What Needs to be in a Credit Card Dispute Letter?

Credit card companies are ever more vigilant for identity theft and fraud and often are quick to temporarily suspend a card and contact you if purchasing activity seems even a little suspicious.

It’s effective in protecting consumers from credit card fraud, but it doesn’t solve every problem. You could find mistakes on your credit card statement related to:

  • two charges for the same transaction
  • a charge for an item that was never delivered
  • a charge for an item that was returned, but not credited back to you
  • failure to record a payment you have made
  • math errors

If you review your statement and find something that doesn’t add up, the first step is to call the toll-free customer service number on your credit card and point out the error.

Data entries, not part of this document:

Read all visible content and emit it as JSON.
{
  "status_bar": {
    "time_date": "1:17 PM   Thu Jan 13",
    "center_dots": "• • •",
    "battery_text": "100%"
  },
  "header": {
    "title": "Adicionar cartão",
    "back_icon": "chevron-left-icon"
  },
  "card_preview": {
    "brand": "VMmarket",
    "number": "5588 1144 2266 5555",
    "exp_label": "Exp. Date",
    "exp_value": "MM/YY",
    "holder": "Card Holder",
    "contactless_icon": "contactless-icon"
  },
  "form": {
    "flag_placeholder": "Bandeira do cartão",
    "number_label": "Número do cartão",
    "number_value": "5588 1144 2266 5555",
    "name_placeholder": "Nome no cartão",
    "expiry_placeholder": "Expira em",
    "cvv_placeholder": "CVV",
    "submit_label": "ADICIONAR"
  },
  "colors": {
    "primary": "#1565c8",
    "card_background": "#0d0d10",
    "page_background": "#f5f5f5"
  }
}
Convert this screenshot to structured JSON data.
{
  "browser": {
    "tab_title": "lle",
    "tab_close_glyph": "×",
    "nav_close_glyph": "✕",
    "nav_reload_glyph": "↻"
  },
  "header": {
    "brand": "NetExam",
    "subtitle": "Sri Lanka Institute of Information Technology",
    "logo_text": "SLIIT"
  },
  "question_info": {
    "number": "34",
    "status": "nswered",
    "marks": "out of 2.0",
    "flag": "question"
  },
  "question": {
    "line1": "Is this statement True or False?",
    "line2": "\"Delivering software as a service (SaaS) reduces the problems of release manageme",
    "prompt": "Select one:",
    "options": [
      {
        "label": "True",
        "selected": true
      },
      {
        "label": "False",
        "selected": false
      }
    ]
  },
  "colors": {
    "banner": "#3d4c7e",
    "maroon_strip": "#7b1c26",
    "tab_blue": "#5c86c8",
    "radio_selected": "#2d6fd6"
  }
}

Though you should be sure to document who you talk with and what is said, this is often enough to set your account right.

But if a phone call is ineffective, you have rights under the federal Fair Credit Billing Act. Invoke these rights by writing a dispute letter to the creditor. It needs to reach your creditor within 60 days of receiving the first inaccurate bill, and should be sent by certified mail, return receipt requested. 

An effective credit card dispute letter boils down to one word: facts. First provide the relevant basic information, such as your name, the merchant name and the credit card account number. Explain exactly what you believe the mistake is and how much it is for. Describe dates, amounts and any actions you have taken that may support your position, and include supporting documentation such as photocopies of receipts. 

Also, be sure to state exactly what action you expect the creditor to take. A review of your situation is required by law when a dispute letter is submitted, so it’s not necessary to ask for that. Instead, state your desired outcome — for example, that you would like a second charge for the same item removed from your statement, along with any related interest charges, and to be sent a copy of a corrected statement. Be polite, precise and specific.

What Should Not Be in a Credit Card Dispute Letter?

Avoid emotional responses or name-calling in a dispute letter. Undoubtedly you are frustrated after your first attempt at correcting an error was unsuccessful. While the company is bound by law to review your case based on facts, straying from those facts to vent your anger at the credit card company is not helpful. Let your family members or friends be a sounding board for your frustration.

A dispute letter is also not an avenue to complain about goods and services you received, or didn’t receive, from the company. The Fair Credit Billing Act allows you to only address billing errors, even if the disputed charge is directly related to the goods or services. Direct those complaints to a manager of the business while you send your dispute letter to the bank or financial institution backing the credit card.

After Your Letter Is Delivered

The creditor has 30 days to acknowledge receiving your letter, and then two billing cycles to address your dispute. You are not liable for the charge in question during that review, but you are still expected to pay other charges and fees in accordance with your terms.

You should receive a written response of the creditor’s determination of your dispute, whether or not it’s in your favor. If your dispute is denied you may still challenge, but expect that the creditor might initiate a collection process.

Filing a complaint with the Federal Trade Commission, or a lawsuit against a creditor which violates in the FCBA in any way, could be options. Contact Lyngklip & Associates, Southfield consumer law attorneys, for a free consultation regarding your situation. Call (248) 562-6187 or fill out our online form to begin the process.